§ Task objective: Without any images, write the data out exactly as it appears.

§ Material to process:
+===+
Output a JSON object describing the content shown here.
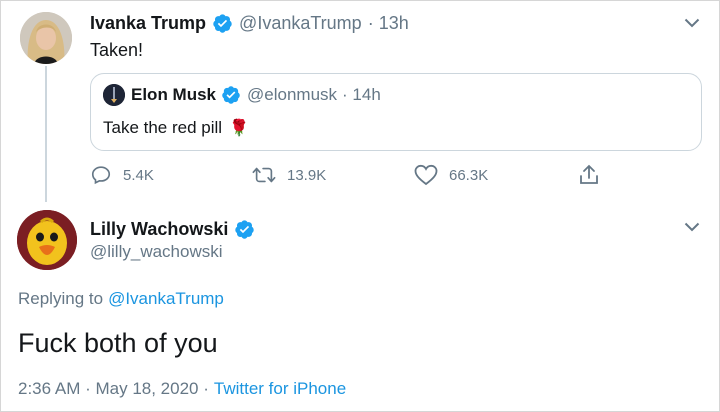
{
  "parent_tweet": {
    "author_name": "Ivanka Trump",
    "handle": "@IvankaTrump",
    "time": "· 13h",
    "text": "Taken!",
    "avatar_icon": "profile-photo-woman",
    "quoted_tweet": {
      "author_name": "Elon Musk",
      "handle": "@elonmusk",
      "time": "· 14h",
      "text": "Take the red pill",
      "emoji": "🌹",
      "avatar_icon": "profile-photo-dark"
    },
    "actions": {
      "reply_count": "5.4K",
      "retweet_count": "13.9K",
      "like_count": "66.3K"
    }
  },
  "reply_tweet": {
    "author_name": "Lilly Wachowski",
    "handle": "@lilly_wachowski",
    "replying_prefix": "Replying to",
    "replying_to": "@IvankaTrump",
    "text": "Fuck both of you",
    "timestamp": "2:36 AM · May 18, 2020 ·",
    "source": "Twitter for iPhone",
    "avatar_icon": "duck-mask-avatar"
  },
  "colors": {
    "verified_blue": "#1da1f2",
    "link_blue": "#1b95e0",
    "muted_gray": "#657786",
    "border_gray": "#ccd6dd"
  }
}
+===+
§ Result below:
Output a JSON object describing the content shown here.
{
  "parent_tweet": {
    "author_name": "Ivanka Trump",
    "handle": "@IvankaTrump",
    "time": "· 13h",
    "text": "Taken!",
    "avatar_icon": "profile-photo-woman",
    "quoted_tweet": {
      "author_name": "Elon Musk",
      "handle": "@elonmusk",
      "time": "· 14h",
      "text": "Take the red pill",
      "emoji": "🌹",
      "avatar_icon": "profile-photo-dark"
    },
    "actions": {
      "reply_count": "5.4K",
      "retweet_count": "13.9K",
      "like_count": "66.3K"
    }
  },
  "reply_tweet": {
    "author_name": "Lilly Wachowski",
    "handle": "@lilly_wachowski",
    "replying_prefix": "Replying to",
    "replying_to": "@IvankaTrump",
    "text": "Fuck both of you",
    "timestamp": "2:36 AM · May 18, 2020 ·",
    "source": "Twitter for iPhone",
    "avatar_icon": "duck-mask-avatar"
  },
  "colors": {
    "verified_blue": "#1da1f2",
    "link_blue": "#1b95e0",
    "muted_gray": "#657786",
    "border_gray": "#ccd6dd"
  }
}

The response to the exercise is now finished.